This book follows their lives and loves and how their art developed over 26 years between 1860 when they first met and the introduction of their work to America in 1886. The Epilogue summarised what happened to each artist as the end of the century approached and the Paris art scene changed completely.

I now feel rather sad to have come to the end but there is a bibliography, essential for non-fiction books in my view, listing other books on the artists. If I’m being picky I’d criticise the bibliography because it’s arranged a-z by author – I’d prefer it to be arranged the individual artists. I’d also have liked more illustrations, but there are plenty of books on Impressionism.  I’d also love to travel the world to see their paintings – in London, Paris, and the US – well maybe I’ll manage the London galleries.

These are some of my favourite paintings, some of which are in this book.

Bar at the Folies Bergere by Manet
Red Roofs, 1877
La Loge by Renoir

This is the  eleventh library book I’ve read this year – still on target to complete the Support Your Local Library Challenge.

The Mysterious Affair at Styles

Mysterious Affair at StylesThis is the first novel by Agatha Christie, written in 1916 and first published in 1920. In it she created Hercule Poirot, the famous Belgian detective and introduced Captain Hastings and Inspector Japp.

I thoroughly enjoyed The Mysterious Affair at Styles. Old Mrs Inglethorp is found dying in her bedroom and although by the end of the book I guessed who had murdered her, I was completely bamboozled most of the way through the book by all the clues and false trails.

The novel is set during the First World War I at Styles Court, a country house in Essex, owned by the very wealthy Mrs Inglethorp, who had shocked her family by marrying Alfred Inglethorp, 20 years her junior. Captain Hastings had been invalided home from the Front and was invited to stay at Styles, the home of a friend, John Cavendish, Mrs Inglethorp’s son.  When she dies from strychnine poisoning there are plenty of suspects. Captain Hastings enlists the help of Poirot, who is living in Styles St Mary with other Belgian refugees, to investigate the matter.

I am so used to seeing David Suchet as Poirot and was delighted to find his portrayal of Poirot is so accurate:

Poirot was an extraordinary-looking little man. He was hardly more than five feet four inches, but carried himself with great dignity. His head was exactly the shape of an egg, and he always perched it a little on one side. His moustache was verys tiff and military. The neatness of his attire was almost incredible; I believe a speck of dust would have caused him more pain than a bullet wound.
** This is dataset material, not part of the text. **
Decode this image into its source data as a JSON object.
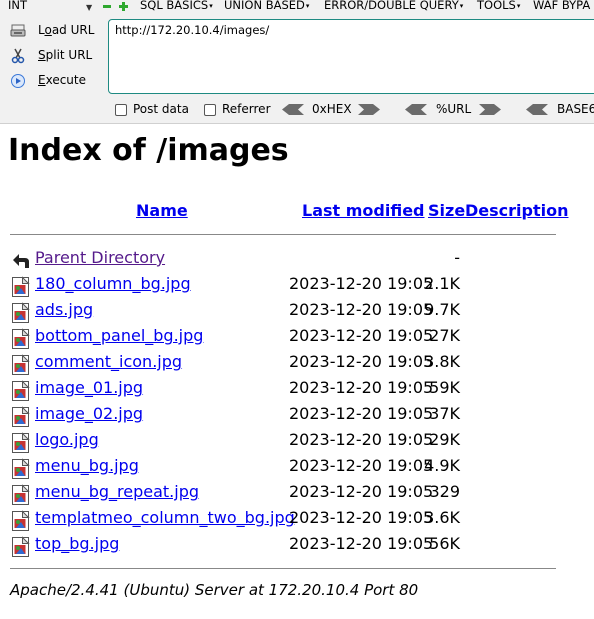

This is a most ingenious and intricately plotted book, with  plenty of suspects to exercise those “little grey cells”. I do enjoy those detective stories where you’re given the clues that have been dropped into the narrative throughout the book in a seemingly haphazard way and then are reorganised  at the end as Poirot does in this one to explain how and why the murder was committed. So in this book we have a shattered coffee cup, a splash of candle grease, a bed of begonias, a charred fragment of a will, a fragment of green material, an overheard argument, a tilting table, a locked purple dispatch-case and so on and so on. Helpfully the book includes diagrams of the house and the murder scene.
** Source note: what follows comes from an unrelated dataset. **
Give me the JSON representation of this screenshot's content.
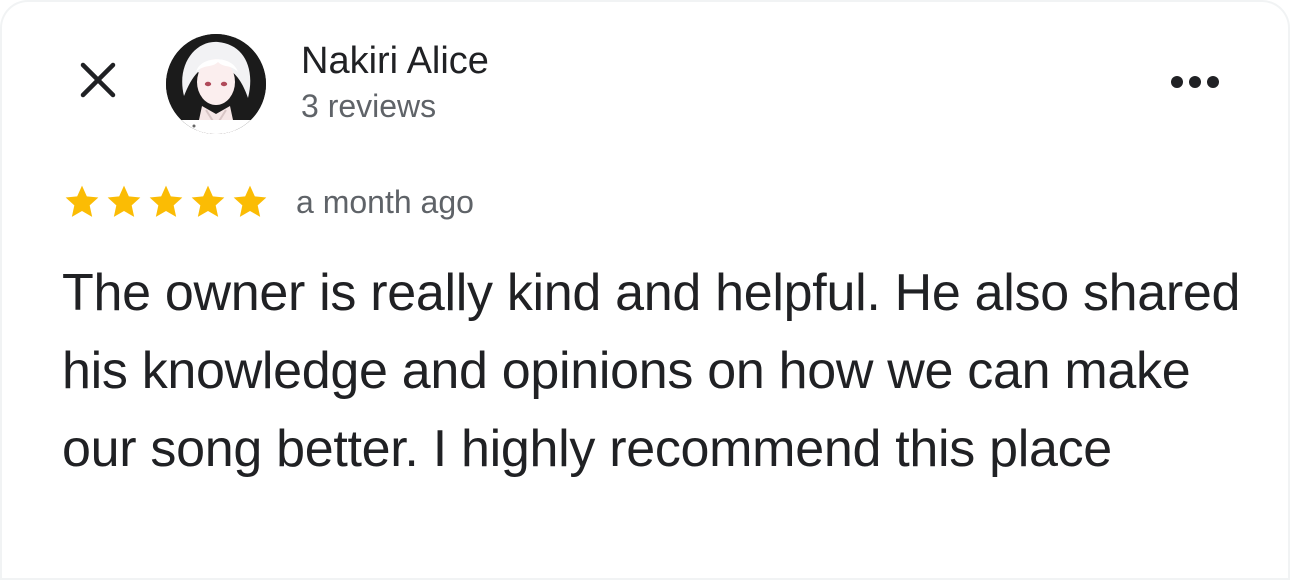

The only other thing I’ll say about who-did-it is that it’s the person I first thought of and then was fooled into changing my mind!
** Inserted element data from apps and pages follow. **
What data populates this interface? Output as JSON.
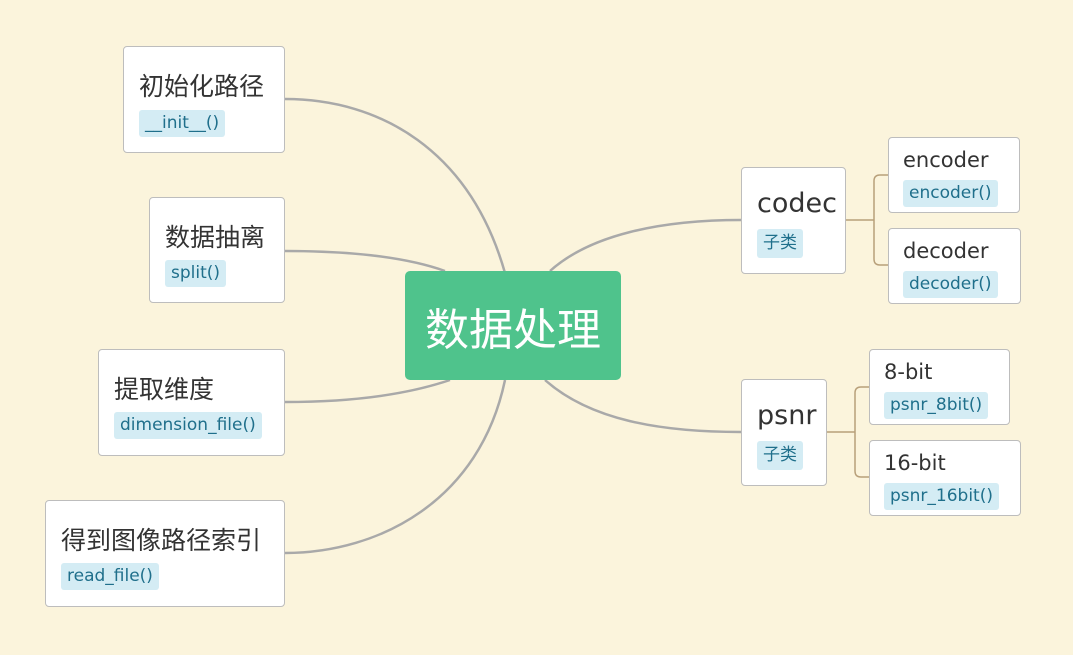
{
  "root": {
    "label": "数据处理"
  },
  "left_nodes": [
    {
      "title": "初始化路径",
      "tag": "__init__()"
    },
    {
      "title": "数据抽离",
      "tag": "split()"
    },
    {
      "title": "提取维度",
      "tag": "dimension_file()"
    },
    {
      "title": "得到图像路径索引",
      "tag": "read_file()"
    }
  ],
  "right_nodes": [
    {
      "title": "codec",
      "tag": "子类",
      "children": [
        {
          "title": "encoder",
          "tag": "encoder()"
        },
        {
          "title": "decoder",
          "tag": "decoder()"
        }
      ]
    },
    {
      "title": "psnr",
      "tag": "子类",
      "children": [
        {
          "title": "8-bit",
          "tag": "psnr_8bit()"
        },
        {
          "title": "16-bit",
          "tag": "psnr_16bit()"
        }
      ]
    }
  ],
  "colors": {
    "background": "#fbf4dc",
    "root_fill": "#4fc38c",
    "tag_fill": "#d4ecf4",
    "tag_text": "#1f6f8b",
    "connector": "#a9a9a9",
    "child_connector": "#b8a07a"
  }
}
Click here to read more reviews of Agatha Christie’s books.

This is the 10th library book I’ve read this year. I’m well on target for reading 25 library books in 2009 for the Support Your Library Challenge.